In fifty five years of knocking around the music game I’ve been lucky enough to rub shoulders with a shipload of folks; some idols, some peers, some up and comers, and the occasional nasty, but surprisingly few of those, when I think about it. The nature of the business requires a modicum of social skills, including when and when not to impose, or insert oneself into a situation. I’ve only been completely awe-struck and dumb-struck once, and I mentally kicked myself for years because of the lost opportunity.

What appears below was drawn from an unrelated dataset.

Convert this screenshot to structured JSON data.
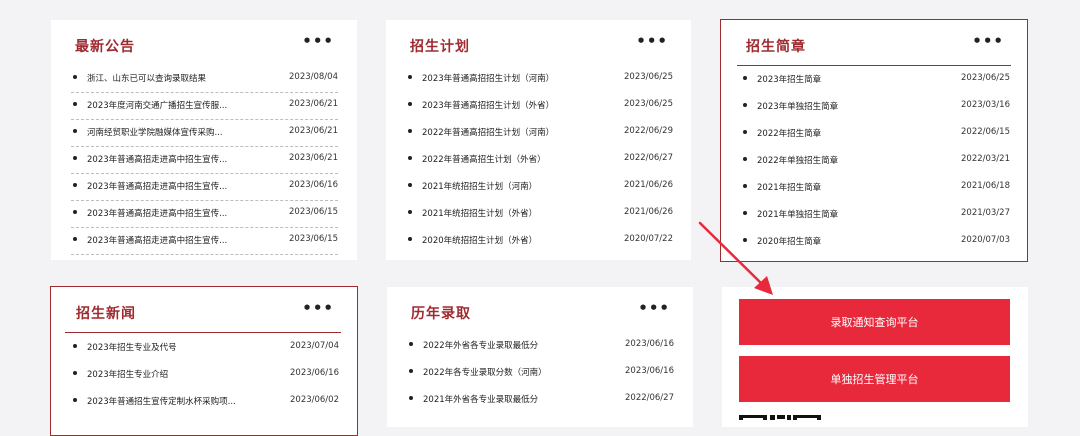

At the time, Randy Newman was at the early stages of his career and was probably best known in the U.K as a result of Alan Price covering several of his songs, most notably “Simon Smith and the Amazing Dancing Bear.” A friend of mine had brought me a copy of his first album back from the States, so I’d had almost a year to become completely besotted by his style in every facet….a real game changer for me. I must have become a very quick study, because by the time Randy arrived in London for his first appearances, I had already written a big hit for Alan and Georgie Fame, “Rosetta”, which owed a debt to both Randy and Fats Domino (I wasn’t yet aware of Randy’s New Orleans background, or that Fats was a huge influence on him). Alan very kindly invited me as his guest to Randy’s first concert at the Festival Hall, and lo and behold, I found myself backstage in his dressing room after the show- just him. Alan and me. Being a Liverpool/ Irish lad I’ve never been short of the gift of the gab….but Alan was a rather taciturn Geordie, and Randy wasn’t overly talkative either, except for general pleasantries. They had obviously met before, but the level of cool, as I perceived it, was such that my usual blarney was severely compromised. There was so much I wanted to ask him, but I couldn’t do it. After half an hour or so, the meet came to a conclusion, and I’ve always regretted not jumping in. Years later, when I was able to link up with Van Dyke Parks, who produced that first Newman album, and became equally influential on my own musical path, I was far less reticent.